Set down all of the entries word for word, omitting the images they contain.

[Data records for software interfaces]

◇ ◇ ◇ ◇ ◇ ◇ ◇

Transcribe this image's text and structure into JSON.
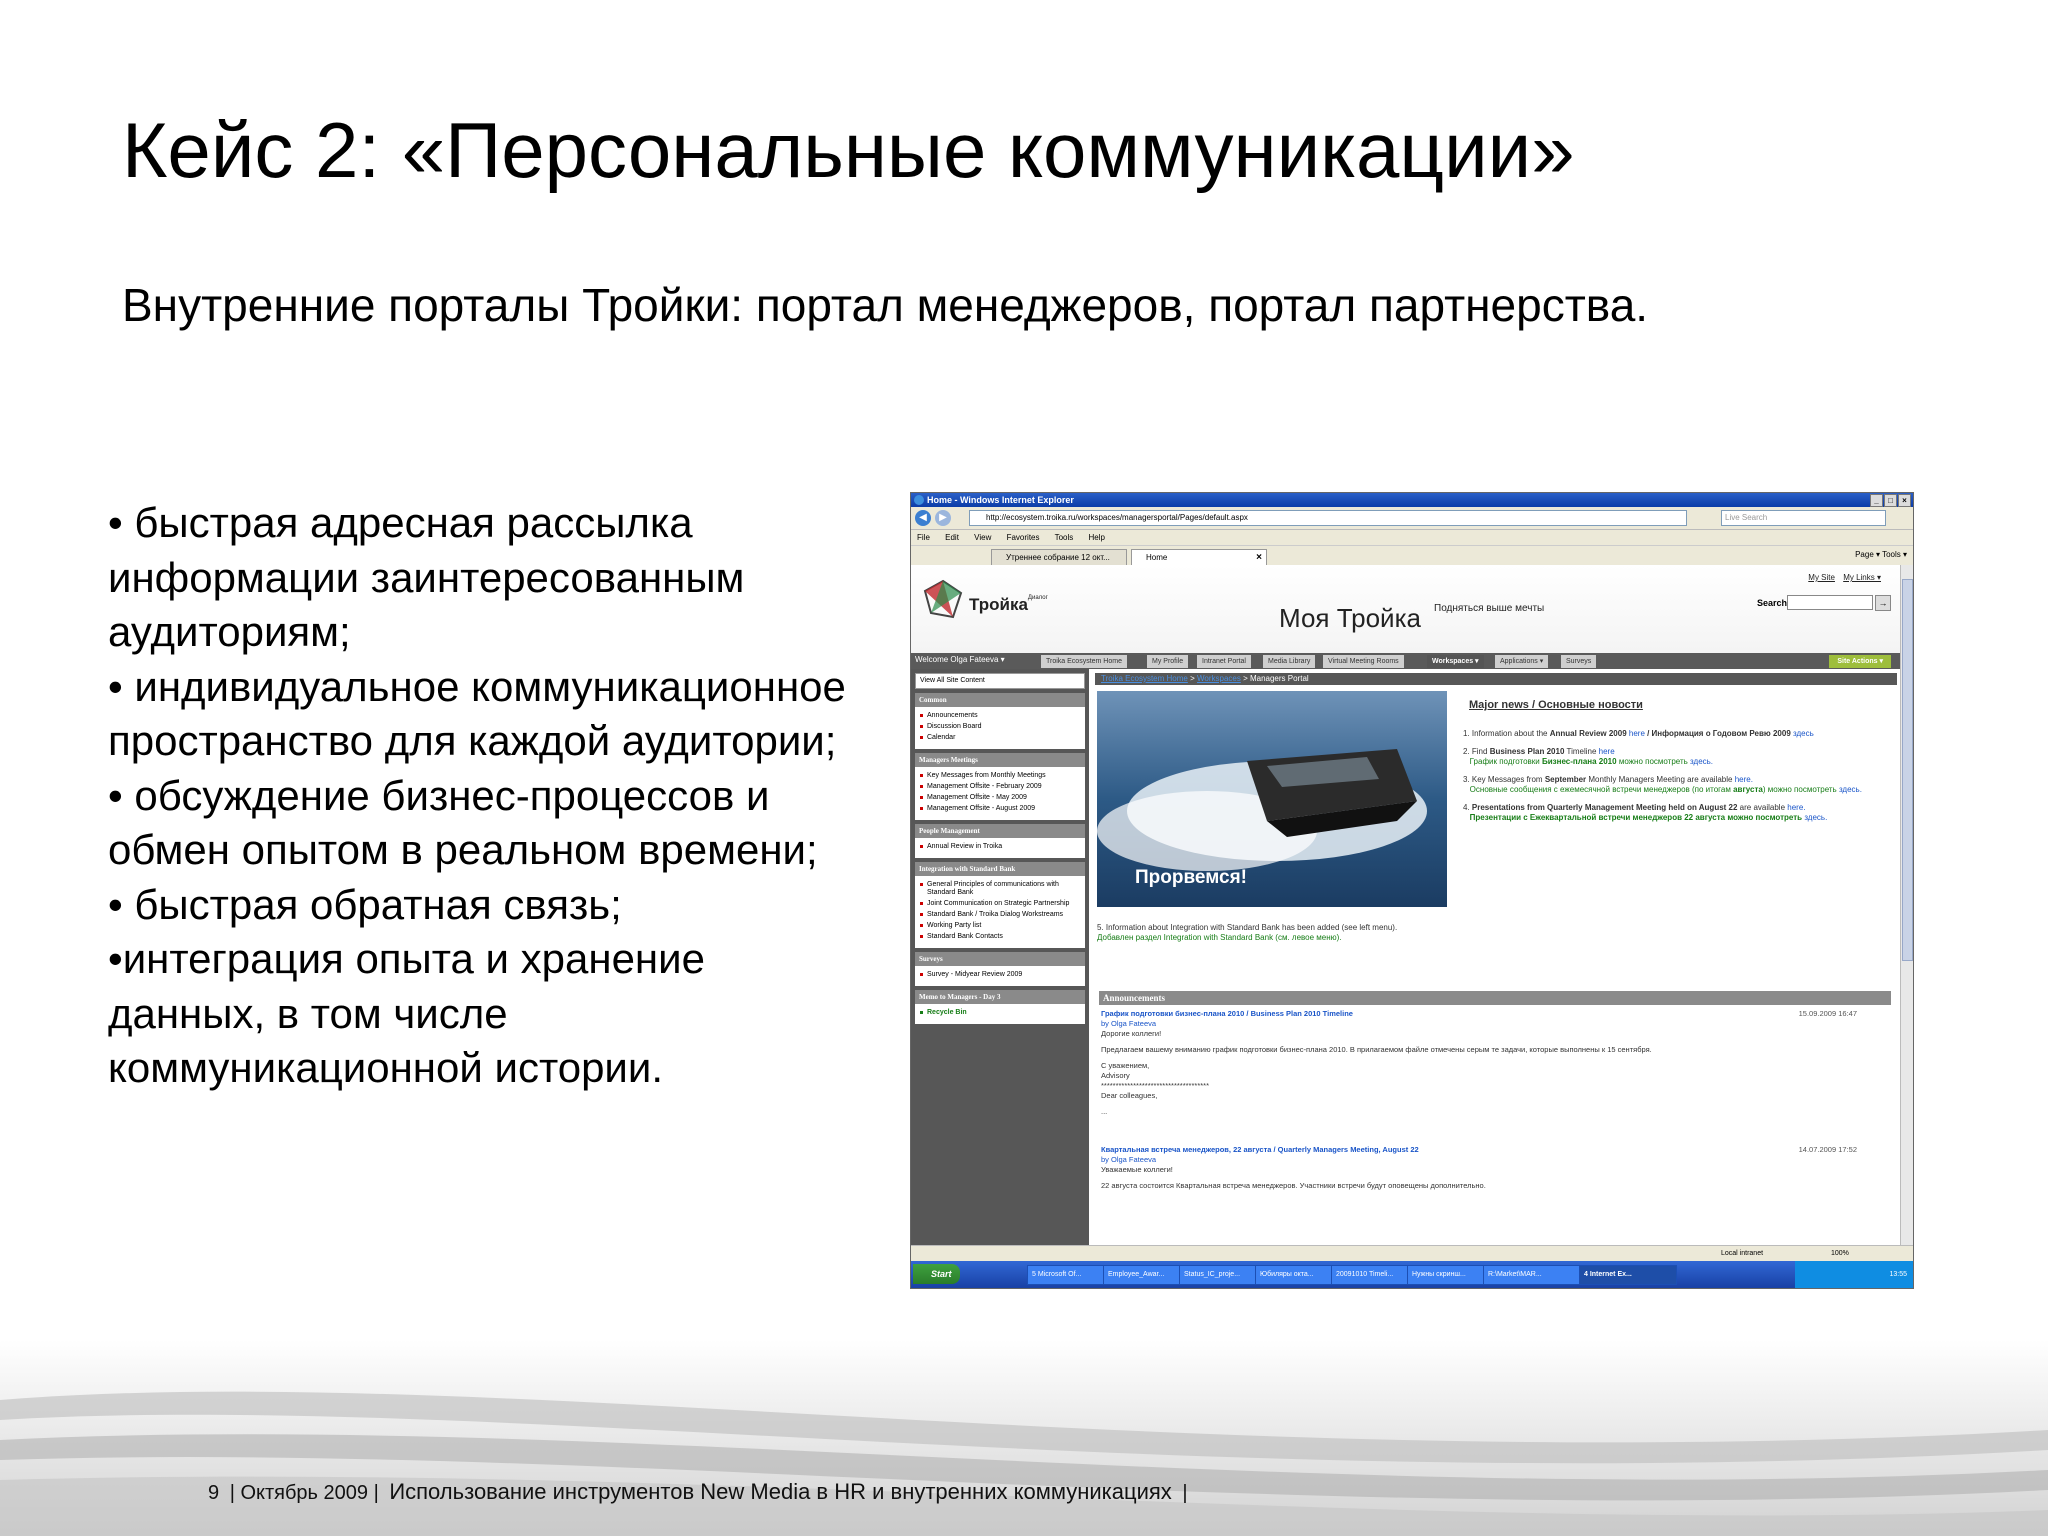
{
  "slide": {
    "title": "Кейс 2: «Персональные коммуникации»",
    "subtitle": "Внутренние порталы Тройки: портал менеджеров, портал партнерства.",
    "bullets": [
      "• быстрая адресная рассылка информации заинтересованным аудиториям;",
      "• индивидуальное коммуникационное пространство для каждой аудитории;",
      "• обсуждение бизнес-процессов и обмен опытом в реальном времени;",
      "• быстрая обратная связь;",
      "•интеграция опыта и хранение данных, в том числе коммуникационной истории."
    ]
  },
  "footer": {
    "page": "9",
    "date": "| Октябрь 2009 |",
    "text": "Использование инструментов New Media в HR и внутренних коммуникациях",
    "end": "|"
  },
  "screenshot": {
    "window_title": "Home - Windows Internet Explorer",
    "address": "http://ecosystem.troika.ru/workspaces/managersportal/Pages/default.aspx",
    "search_placeholder": "Live Search",
    "menu": [
      "File",
      "Edit",
      "View",
      "Favorites",
      "Tools",
      "Help"
    ],
    "tabs": [
      "Утреннее собрание 12 окт...",
      "Home"
    ],
    "toolbar_right": "Page ▾   Tools ▾",
    "header": {
      "logo": "Тройка",
      "logo_small": "Диалог",
      "site_title": "Моя Тройка",
      "tagline": "Подняться выше мечты",
      "my_site": "My Site",
      "my_links": "My Links ▾",
      "search_label": "Search"
    },
    "nav": {
      "welcome": "Welcome Olga Fateeva ▾",
      "tabs": [
        "Troika Ecosystem Home",
        "My Profile",
        "Intranet Portal",
        "Media Library",
        "Virtual Meeting Rooms",
        "Workspaces ▾",
        "Applications ▾",
        "Surveys"
      ],
      "site_actions": "Site Actions ▾"
    },
    "leftnav": {
      "view_all": "View All Site Content",
      "sections": [
        {
          "title": "Common",
          "items": [
            "Announcements",
            "Discussion Board",
            "Calendar"
          ]
        },
        {
          "title": "Managers Meetings",
          "items": [
            "Key Messages from Monthly Meetings",
            "Management Offsite - February 2009",
            "Management Offsite - May 2009",
            "Management Offsite - August 2009"
          ]
        },
        {
          "title": "People Management",
          "items": [
            "Annual Review in Troika"
          ]
        },
        {
          "title": "Integration with Standard Bank",
          "items": [
            "General Principles of communications with Standard Bank",
            "Joint Communication on Strategic Partnership",
            "Standard Bank / Troika Dialog Workstreams",
            "Working Party list",
            "Standard Bank Contacts"
          ]
        },
        {
          "title": "Surveys",
          "items": [
            "Survey - Midyear Review 2009"
          ]
        },
        {
          "title": "Memo to Managers - Day 3",
          "items": [
            "Recycle Bin"
          ]
        }
      ]
    },
    "breadcrumb": {
      "a": "Troika Ecosystem Home",
      "b": "Workspaces",
      "c": "Managers Portal"
    },
    "image_caption": "Прорвемся!",
    "news": {
      "title": "Major news / Основные новости",
      "items": [
        {
          "a": "1. Information about the ",
          "b": "Annual Review 2009",
          "c": " here",
          "d": " / Информация о Годовом Ревю 2009 ",
          "e": "здесь"
        },
        {
          "a": "2. Find ",
          "b": "Business Plan 2010",
          "c": " Timeline ",
          "d": "here",
          "e": "График подготовки ",
          "f": "Бизнес-плана 2010",
          "g": " можно посмотреть ",
          "h": "здесь."
        },
        {
          "a": "3. Key Messages from ",
          "b": "September",
          "c": " Monthly Managers Meeting are available ",
          "d": "here.",
          "e": "Основные сообщения с ежемесячной встречи менеджеров (по итогам ",
          "f": "августа",
          "g": ") можно посмотреть ",
          "h": "здесь."
        },
        {
          "a": "4. ",
          "b": "Presentations from Quarterly Management Meeting held on August 22",
          "c": " are available ",
          "d": "here.",
          "e": "Презентации с Ежеквартальной встречи менеджеров 22 августа можно посмотреть ",
          "f": "здесь."
        }
      ],
      "item5_en": "5. Information about Integration with Standard Bank has been added (see left menu).",
      "item5_ru": "Добавлен раздел Integration with Standard Bank (см. левое меню)."
    },
    "announcements": {
      "title": "Announcements",
      "posts": [
        {
          "title": "График подготовки бизнес-плана 2010 / Business Plan 2010 Timeline",
          "by": "by Olga Fateeva",
          "date": "15.09.2009 16:47",
          "l1": "Дорогие коллеги!",
          "l2": "Предлагаем вашему вниманию график подготовки бизнес-плана 2010. В прилагаемом файле отмечены серым те задачи, которые выполнены к 15 сентября.",
          "l3": "С уважением,",
          "l4": "Advisory",
          "l5": "*************************************",
          "l6": "Dear colleagues,",
          "l7": "..."
        },
        {
          "title": "Квартальная встреча менеджеров, 22 августа / Quarterly Managers Meeting, August 22",
          "by": "by Olga Fateeva",
          "date": "14.07.2009 17:52",
          "l1": "Уважаемые коллеги!",
          "l2": "22 августа состоится Квартальная встреча менеджеров. Участники встречи будут оповещены дополнительно."
        }
      ]
    },
    "status": {
      "zone": "Local intranet",
      "zoom": "100%"
    },
    "taskbar": {
      "start": "Start",
      "items": [
        "5 Microsoft Of...",
        "Employee_Awar...",
        "Status_IC_proje...",
        "Юбиляры окта...",
        "20091010 Timeli...",
        "Нужны скринш...",
        "R:\\Market\\MAR...",
        "4 Internet Ex..."
      ],
      "time": "13:55"
    }
  }
}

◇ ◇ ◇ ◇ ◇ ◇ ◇

> _Answer to the problem_
Transcribe this image's text and structure into JSON.
{
  "slide": {
    "title": "Кейс 2: «Персональные коммуникации»",
    "subtitle": "Внутренние порталы Тройки: портал менеджеров, портал партнерства.",
    "bullets": [
      "• быстрая адресная рассылка информации заинтересованным аудиториям;",
      "• индивидуальное коммуникационное пространство для каждой аудитории;",
      "• обсуждение бизнес-процессов и обмен опытом в реальном времени;",
      "• быстрая обратная связь;",
      "•интеграция опыта и хранение данных, в том числе коммуникационной истории."
    ]
  },
  "footer": {
    "page": "9",
    "date": "| Октябрь 2009 |",
    "text": "Использование инструментов New Media в HR и внутренних коммуникациях",
    "end": "|"
  },
  "screenshot": {
    "window_title": "Home - Windows Internet Explorer",
    "address": "http://ecosystem.troika.ru/workspaces/managersportal/Pages/default.aspx",
    "search_placeholder": "Live Search",
    "menu": [
      "File",
      "Edit",
      "View",
      "Favorites",
      "Tools",
      "Help"
    ],
    "tabs": [
      "Утреннее собрание 12 окт...",
      "Home"
    ],
    "toolbar_right": "Page ▾   Tools ▾",
    "header": {
      "logo": "Тройка",
      "logo_small": "Диалог",
      "site_title": "Моя Тройка",
      "tagline": "Подняться выше мечты",
      "my_site": "My Site",
      "my_links": "My Links ▾",
      "search_label": "Search"
    },
    "nav": {
      "welcome": "Welcome Olga Fateeva ▾",
      "tabs": [
        "Troika Ecosystem Home",
        "My Profile",
        "Intranet Portal",
        "Media Library",
        "Virtual Meeting Rooms",
        "Workspaces ▾",
        "Applications ▾",
        "Surveys"
      ],
      "site_actions": "Site Actions ▾"
    },
    "leftnav": {
      "view_all": "View All Site Content",
      "sections": [
        {
          "title": "Common",
          "items": [
            "Announcements",
            "Discussion Board",
            "Calendar"
          ]
        },
        {
          "title": "Managers Meetings",
          "items": [
            "Key Messages from Monthly Meetings",
            "Management Offsite - February 2009",
            "Management Offsite - May 2009",
            "Management Offsite - August 2009"
          ]
        },
        {
          "title": "People Management",
          "items": [
            "Annual Review in Troika"
          ]
        },
        {
          "title": "Integration with Standard Bank",
          "items": [
            "General Principles of communications with Standard Bank",
            "Joint Communication on Strategic Partnership",
            "Standard Bank / Troika Dialog Workstreams",
            "Working Party list",
            "Standard Bank Contacts"
          ]
        },
        {
          "title": "Surveys",
          "items": [
            "Survey - Midyear Review 2009"
          ]
        },
        {
          "title": "Memo to Managers - Day 3",
          "items": [
            "Recycle Bin"
          ]
        }
      ]
    },
    "breadcrumb": {
      "a": "Troika Ecosystem Home",
      "b": "Workspaces",
      "c": "Managers Portal"
    },
    "image_caption": "Прорвемся!",
    "news": {
      "title": "Major news / Основные новости",
      "items": [
        {
          "a": "1. Information about the ",
          "b": "Annual Review 2009",
          "c": " here",
          "d": " / Информация о Годовом Ревю 2009 ",
          "e": "здесь"
        },
        {
          "a": "2. Find ",
          "b": "Business Plan 2010",
          "c": " Timeline ",
          "d": "here",
          "e": "График подготовки ",
          "f": "Бизнес-плана 2010",
          "g": " можно посмотреть ",
          "h": "здесь."
        },
        {
          "a": "3. Key Messages from ",
          "b": "September",
          "c": " Monthly Managers Meeting are available ",
          "d": "here.",
          "e": "Основные сообщения с ежемесячной встречи менеджеров (по итогам ",
          "f": "августа",
          "g": ") можно посмотреть ",
          "h": "здесь."
        },
        {
          "a": "4. ",
          "b": "Presentations from Quarterly Management Meeting held on August 22",
          "c": " are available ",
          "d": "here.",
          "e": "Презентации с Ежеквартальной встречи менеджеров 22 августа можно посмотреть ",
          "f": "здесь."
        }
      ],
      "item5_en": "5. Information about Integration with Standard Bank has been added (see left menu).",
      "item5_ru": "Добавлен раздел Integration with Standard Bank (см. левое меню)."
    },
    "announcements": {
      "title": "Announcements",
      "posts": [
        {
          "title": "График подготовки бизнес-плана 2010 / Business Plan 2010 Timeline",
          "by": "by Olga Fateeva",
          "date": "15.09.2009 16:47",
          "l1": "Дорогие коллеги!",
          "l2": "Предлагаем вашему вниманию график подготовки бизнес-плана 2010. В прилагаемом файле отмечены серым те задачи, которые выполнены к 15 сентября.",
          "l3": "С уважением,",
          "l4": "Advisory",
          "l5": "*************************************",
          "l6": "Dear colleagues,",
          "l7": "..."
        },
        {
          "title": "Квартальная встреча менеджеров, 22 августа / Quarterly Managers Meeting, August 22",
          "by": "by Olga Fateeva",
          "date": "14.07.2009 17:52",
          "l1": "Уважаемые коллеги!",
          "l2": "22 августа состоится Квартальная встреча менеджеров. Участники встречи будут оповещены дополнительно."
        }
      ]
    },
    "status": {
      "zone": "Local intranet",
      "zoom": "100%"
    },
    "taskbar": {
      "start": "Start",
      "items": [
        "5 Microsoft Of...",
        "Employee_Awar...",
        "Status_IC_proje...",
        "Юбиляры окта...",
        "20091010 Timeli...",
        "Нужны скринш...",
        "R:\\Market\\MAR...",
        "4 Internet Ex..."
      ],
      "time": "13:55"
    }
  }
}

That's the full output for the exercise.